Philadelphia passed a salary history ban in January 2017, which was soon followed by a lawsuit from The Chamber of Commerce for Greater Philadelphia. The Chamber alleges that the ordinance is a broad impediment to businesses seeking to grow their workforce in Philadelphia. The lawsuit cites obstacles for city businesses and exclusion of important information from the hiring process. It also claims the ordinance violates employers’ First Amendment rights by not allowing questions about wage history. One of Philadelphia’s largest businesses, Comcast Corp., threatened legal action if their First Amendment rights were affected. The Chamber supports closing the gender wage gap and raises concerns on how the ordinance will prevent that from happening.
However, the bill also prohibits employers for setting job salaries based on past job salaries, offering the candidate a salary based on their qualification skills for the job. Proponents hope it will change the hiring process by requiring employers to determine how much a job should pay, then find a candidate, rather than have candidates talk about their current or past salary and receive an offer based on that information. Certain people may not be comfortable with salary negotiations, and an available salary range for any position should be part of the application process, according to this view.
Not everyone thinks eliminating the salary history question is a good idea. Opponents argue that the salary history discussion can help a candidate, as many job interviewers specifically want to make a higher salary, and discussion of their current pay helps in the negotiation process. It also allows employers to gauge market conditions for various positions, and serves as a tool when making a salary offer. A similar bill was passed in California, but was soon opposed by the California Chamber of Commerce for creating obstacles in the hiring process and causing employers unnecessary litigation.
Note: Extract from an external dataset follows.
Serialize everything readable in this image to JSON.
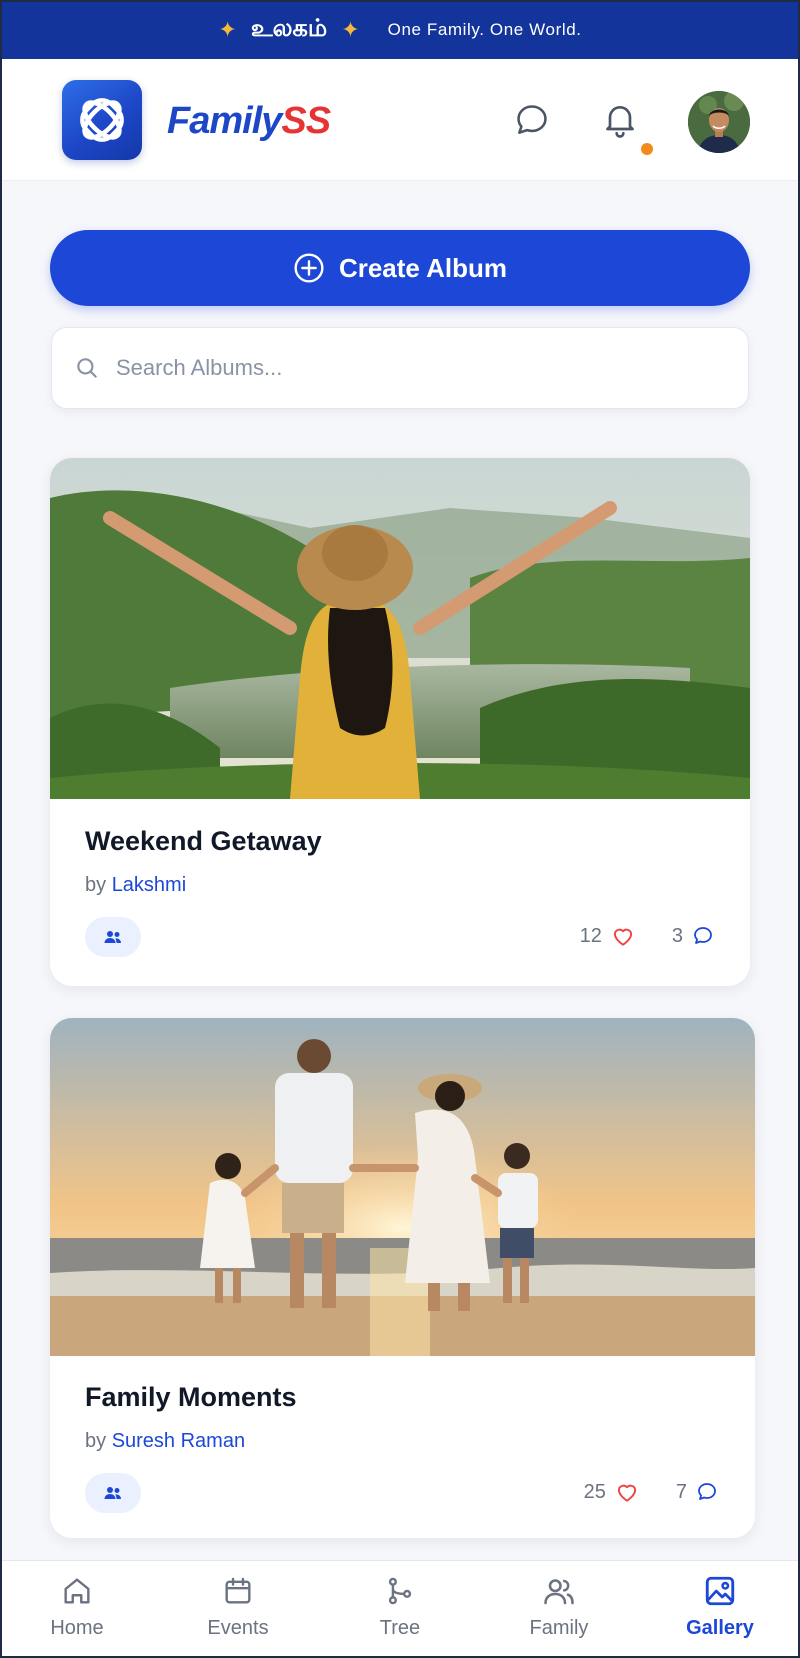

Philadelphia Employment Lawyers at Sidney L. Gold & Associates, P.C. Advocate for Victims of DiscriminationIf you have been the victim of job discrimination based on your current or past salary, you need the services of the Philadelphia employment lawyers at Sidney L. Gold & Associates, P.C. We fight aggressively for your rights, and help you obtain the compensation you deserve. Contact us online or call 215-569-1999 for a free consultation. We are centrally located in Philadelphia, Pennsylvania, and proudly serve clients from the surrounding areas.